The developers of the proposed assisted living facility at the North Village Green are waiting for their case to be heard by the Hempstead Town Board of Appeals.
The project was slated to go before the Hempstead Town Board of Appeals in February for a hearing, but it was adjourned.
The developers plan to demolish the former North Levittown Lanes building and construct a three-story facility for senior citizens in its place.
"Think of it as an elder hotel. You live upstairs in the room, and then you come downstairs and you play bingo, have your meals, recreate, and then you go back to your room or walk around the property,” said Bill DiConza, who is the legal counsel for the developers.
The project faces opposition from the Levittown Property Owners Association, who passed a resolution opposing the project at their March meeting.
At their March and April meetings, members expressed concerns that the plan did not fit in with the character of the neighborhood.
"This community was not made for this type of home," said LPOA vice president Andy Booth.

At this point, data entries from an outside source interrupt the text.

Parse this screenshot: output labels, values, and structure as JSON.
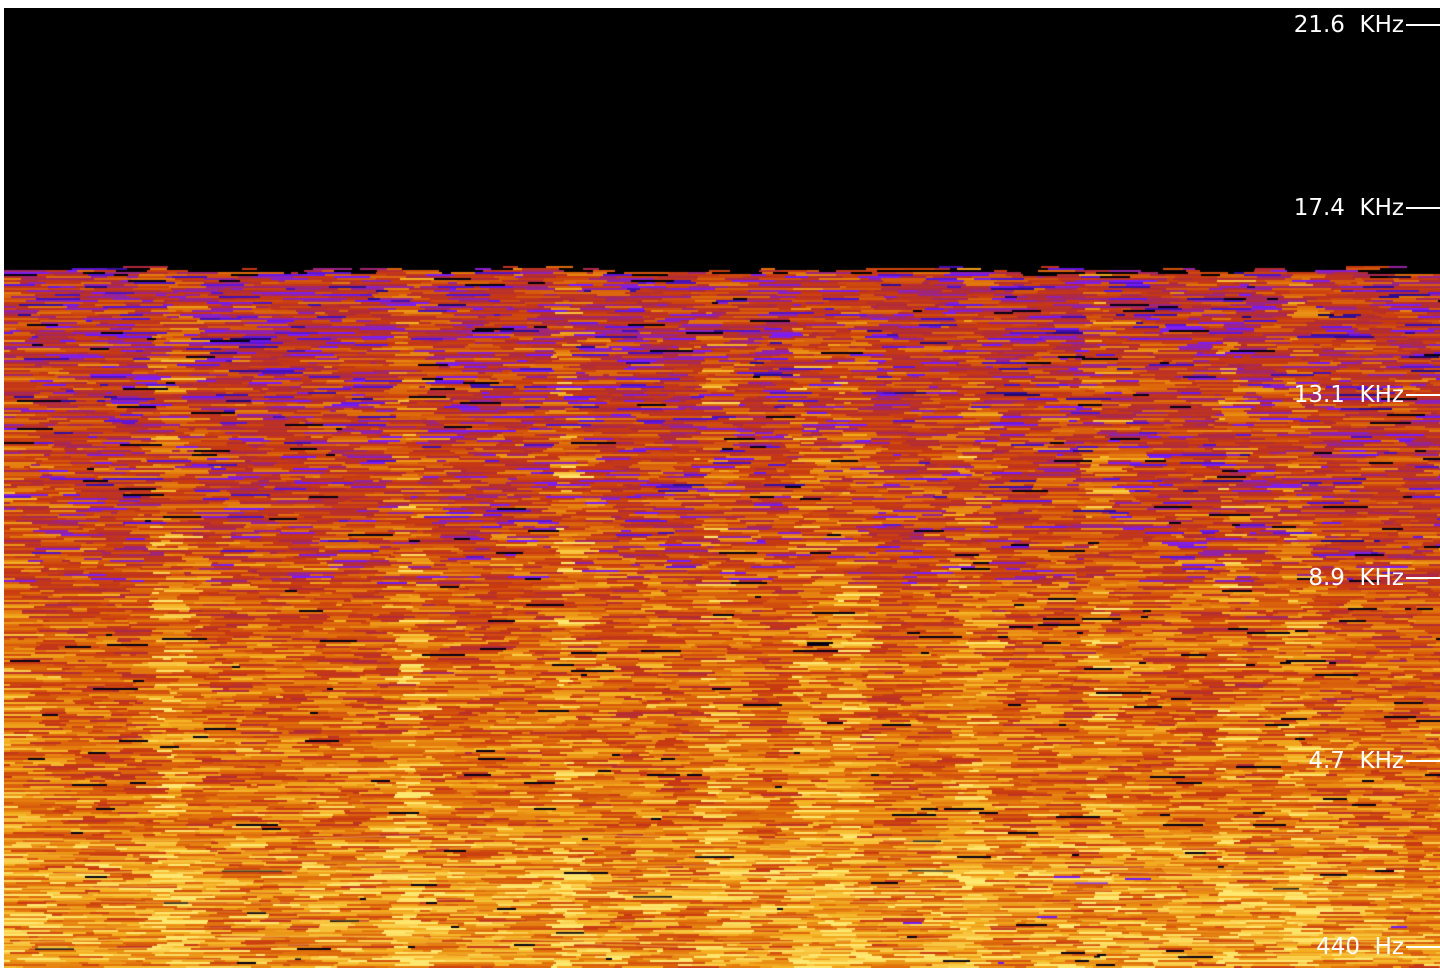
{
  "chart_data": {
    "type": "heatmap",
    "title": "",
    "xlabel": "",
    "ylabel": "",
    "y_ticks": [
      {
        "label": "21.6  KHz",
        "value_hz": 21600
      },
      {
        "label": "17.4  KHz",
        "value_hz": 17400
      },
      {
        "label": "13.1  KHz",
        "value_hz": 13100
      },
      {
        "label": "8.9  KHz",
        "value_hz": 8900
      },
      {
        "label": "4.7  KHz",
        "value_hz": 4700
      },
      {
        "label": "440  Hz",
        "value_hz": 440
      }
    ],
    "frequency_cutoff_hz": 16000,
    "colormap": [
      "#000000",
      "#2a0a8a",
      "#7a1cff",
      "#b02a3a",
      "#c83a10",
      "#e0700a",
      "#f4b020",
      "#ffe870"
    ],
    "bright_column_bands": [
      0.105,
      0.272,
      0.383,
      0.484,
      0.55,
      0.58,
      0.665,
      0.755,
      0.845,
      0.893
    ],
    "background": "#000000",
    "axis_text_color": "#ffffff"
  }
}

The LPOA, in objecting to the plan, cited concerns that property values would decrease.
They also worried about traffic increases, both in general and due to emergency vehicles.
"Just think. You're buying a house. You work nights and ambulances keep coming back and forth," Booth said. "Or reverse it. Just think you're working days. Or better yet, you take your kids to the park and they're rushing ambulances in and out."
DiConza was involved with a similar facility in Oyster Bay and estimated that that facility receives "a couple of calls a month" for ambulances.
He estimated that there would be "maybe one [call] a week" at the facility.
"We’re not a nursing home. You can’t come in if you’re sick. We’re not licensed for that. We’re a step between your own home and a nursing home," he said.
Town of Hempstead press secretary Susie Trenkle-Pokalsky said that the Town Board is retaining planning consultants on behalf of the Board of Appeals.
"We anticipate that the Town Board will consider a resolution to hire the consultants to perform a SEQRA [environmental] review," she said, "which studies water, air quality, traffic, parking, just to name a few of the considerations."
DiConza said he doesn't know how far along their application is in this process.
"We’re paying $17,000 a month to carry this property and it’s very expensive to sit here and wait," he said.
DiConza said that the proposed center is a better fit for the area than a potential commercial building.
"We don’t believe another commercial use there – it could be open at all hours and attract a lot of people to a strip shopping center - we don’t think that’s a good fit in the middle of a community. We think that this is a good fit for the community and provides it with something that it can use," he said.